And the answer is just as simple as you might think. You put weight in a backpack and you walk - or hike - or run - or dance - or whatever.
So that leads to the next question - and one that might be obvious to some of you…
It sure does. Of course, we all know that exercise and movement of any kind helps. The more you move the better you feel. It’s why PK says “Lift Heavy, Lift Happy!”
So why does rucking help? In adding weight to your normal walk (or run), you are upping the challenge. You’re helping to increase your stamina because adding that weight will help you to push harder and work harder.
Plus, walking (moving!) with weights makes the workout more intense - it can burn more calories (which in turn promotes weight loss) but it also tones the muscles while you move. Adding the weight into a pack on your back while you are walking or running will help to increase muscle toning in all muscle groups.

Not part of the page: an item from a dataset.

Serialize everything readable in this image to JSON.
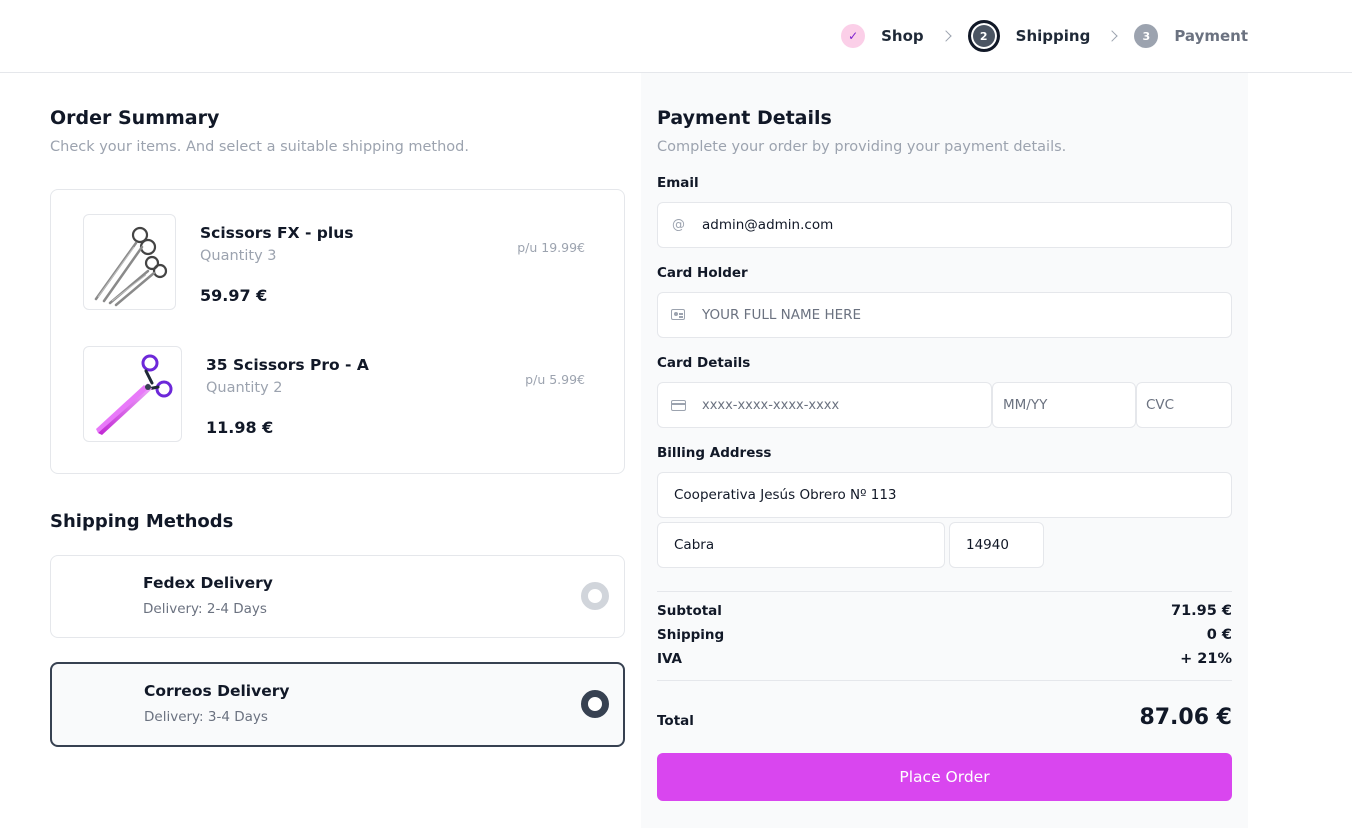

Well, yes and no. Of course, adding ANY weight to a workout is going to add benefits from the first step. And if you’re just starting out, you don’t want to overload yourself and burn out quickly. It’s recommended to carry 10-15% of your body weight when you start rucking. For example, if you weigh in around 200 pounds, you would start with 20 pounds in the sack. (Less is NOT bad - this is just a recommendation!) Then, as the weight starts to feel like you're carrying cotton balls, add some more pounds 5 or 10 pounds at a time!
Rucking is a great change to the everyday normal walk around the block. You can add on a weight and walk the dog, the baby in a stroller or even your cat (if your cat is into leashes). Or you can even jump on a trampoline or dance by yourself to “Wake Me Up Before You Go-Go”.
Whatever you do - add a ruck weight and watch your workout skyrocket!
Do you like rucking? Have you tried it? What is your favorite way to ruck? Tell us in the comments below and share with the rest of the Fringe Fam.
And, as always, lift heavy, lift happy!